I recently returned from the Society of American Archivists annual meeting in Atlanta, Georgia—it was a bit warm, but a nice shower every afternoon cooled things off. I am “in-between” on some of my governance duties and so I had the opportunity to attend some programming. In addition, all of the sessions are now available for anyone who attended, so I can listen to everything I missed.
I had the opportunity to attend a morning session of the Teaching with Primary Sources Unconference, which is a day-long series focusing on instruction. My session included speakers from the Robert C. Williams Museum of Papermaking (Georgia Tech), the Fernbank Science Museum, and the Federal Reserve Bank of Atlanta focusing on their work with K-12 students. Some of the valuable observations they shared that are applicable to any teaching situation:
o For the Paper Museum, they realized that visitors wanted the practical, hands-on experience of making paper;
o For the Science Museum, the curators displayed objects at the beginning of a tour, and then after the visitors had chosen their favorites, a tour was tailored for their interests;
o The Science Museum also gave each of us in the audience a packet of shark teeth, as they do with their K-12 visitors. This was to illustrate that holding something in your hand helps you learn!
Another focus of the SAA meeting was the introduction of One Book, One Profession, where all SAA members read one book together. The book chosen was Teaching with Primary Sources–Ordered!
I completed my term as Chair of the Committee on Public Policy (COPP). Over the past year, COPP worked on letters and statements in regards to Copyright, the Los Angeles Port Authority Archives Closure, the Trans-Pacific Partnership Agreement, and the issue of Replevin within the state of California. Finally, we drafted an Information Brief: Archivists and Climate Change based on an advocacy request by ProjectAARC (Archivists Responding to Climate Change). SAA Council approved it with some minor revisions.
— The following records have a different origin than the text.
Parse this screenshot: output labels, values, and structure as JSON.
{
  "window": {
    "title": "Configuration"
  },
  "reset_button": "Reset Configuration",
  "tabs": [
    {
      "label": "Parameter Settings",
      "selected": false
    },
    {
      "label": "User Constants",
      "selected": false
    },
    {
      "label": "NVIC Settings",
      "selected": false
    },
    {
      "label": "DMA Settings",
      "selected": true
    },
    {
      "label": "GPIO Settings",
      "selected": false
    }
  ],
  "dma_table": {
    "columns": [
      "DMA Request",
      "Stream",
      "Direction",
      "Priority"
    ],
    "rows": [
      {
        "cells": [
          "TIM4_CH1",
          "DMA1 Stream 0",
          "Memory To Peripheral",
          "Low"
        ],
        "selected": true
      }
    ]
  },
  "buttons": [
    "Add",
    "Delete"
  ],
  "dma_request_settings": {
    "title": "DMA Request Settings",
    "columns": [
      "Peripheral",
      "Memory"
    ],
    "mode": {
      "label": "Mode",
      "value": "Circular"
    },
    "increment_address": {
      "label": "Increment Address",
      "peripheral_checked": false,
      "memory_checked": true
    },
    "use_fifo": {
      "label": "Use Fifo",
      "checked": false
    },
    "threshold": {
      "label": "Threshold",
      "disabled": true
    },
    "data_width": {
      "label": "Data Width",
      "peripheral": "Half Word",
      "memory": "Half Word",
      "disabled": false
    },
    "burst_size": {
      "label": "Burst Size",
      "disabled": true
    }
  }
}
Next year, the Committee will be examining Classification and Declassification issues for federal records, Congressional Records as Public Records, and the Public Records Status of Police Body Cam Video.
SAA’s reception was held at the Coca-Cola Museum where they had exhibits and visitors could sample different types of soda (pop, in my Midwestern mind). I enjoyed several helpings of root beer. However, I will most remember my visit to the National Center for Civil and Human Rights across the way, which also welcomed us. The museum, which was visually stunning and emotionally wrenching, was hosting a loan of Dr. King’s Papers from Morehouse College. On display were a 1958 handwritten outline of Dr. King’s sermon “A Knock at Midnight” and a 1963 handwritten Draft of “Loving Your Enemies” that would be included as a chapter in Strength to Love. Seeing Dr. King’s handwriting was an incredible experience.
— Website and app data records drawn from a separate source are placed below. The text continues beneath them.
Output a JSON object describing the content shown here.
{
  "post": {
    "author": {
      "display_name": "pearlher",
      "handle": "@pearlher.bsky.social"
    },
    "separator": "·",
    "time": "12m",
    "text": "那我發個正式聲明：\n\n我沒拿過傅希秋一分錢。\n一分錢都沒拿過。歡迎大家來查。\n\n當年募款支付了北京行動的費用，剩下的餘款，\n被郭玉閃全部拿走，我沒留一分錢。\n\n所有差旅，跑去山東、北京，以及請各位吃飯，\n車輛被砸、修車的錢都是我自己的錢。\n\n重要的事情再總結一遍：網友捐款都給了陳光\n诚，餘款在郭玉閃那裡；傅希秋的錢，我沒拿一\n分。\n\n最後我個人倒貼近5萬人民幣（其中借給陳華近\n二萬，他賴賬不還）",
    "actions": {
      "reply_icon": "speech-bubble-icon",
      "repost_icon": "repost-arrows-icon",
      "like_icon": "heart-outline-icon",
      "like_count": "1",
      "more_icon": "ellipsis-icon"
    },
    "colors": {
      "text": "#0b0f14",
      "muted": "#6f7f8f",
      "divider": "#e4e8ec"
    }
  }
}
Finally, I gave a presentation as part of a panel focusing on Assessing Archives: Case Studies in Using Data as an Advocacy Tool. My main points focused on collection use analysis by using data from our outslips and LibAnswers; new efforts to better survey the faculty visiting Special Collections as we continue to build campus connections; and the history of assessing our web site and revising its content.
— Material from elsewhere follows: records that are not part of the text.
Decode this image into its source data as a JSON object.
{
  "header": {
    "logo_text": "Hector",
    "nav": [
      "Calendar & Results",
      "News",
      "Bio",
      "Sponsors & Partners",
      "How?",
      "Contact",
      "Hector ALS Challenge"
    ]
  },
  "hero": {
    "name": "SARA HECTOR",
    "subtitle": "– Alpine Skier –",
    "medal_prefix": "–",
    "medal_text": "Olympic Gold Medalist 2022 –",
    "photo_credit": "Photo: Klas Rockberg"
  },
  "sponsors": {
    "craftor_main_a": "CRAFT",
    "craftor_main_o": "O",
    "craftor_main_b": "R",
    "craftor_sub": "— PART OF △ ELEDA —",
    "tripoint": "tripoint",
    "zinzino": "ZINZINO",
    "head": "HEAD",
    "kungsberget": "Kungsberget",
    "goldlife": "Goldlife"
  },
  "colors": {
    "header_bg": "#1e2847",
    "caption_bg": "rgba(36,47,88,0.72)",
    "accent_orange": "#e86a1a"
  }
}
At the end of the week, during the Business Meeting, I was installed as the Vice-President/President-Elect for the Society of American Archivists. In 2016-2017, I will coordinate the Appointments Committee, which oversees volunteer and committee appointments for the entire organization. I am also assisting in organizing an SAA Council meeting with archivists in Mexico in order to build closer international relationships. There will be lots to do, and I am looking forward to getting started!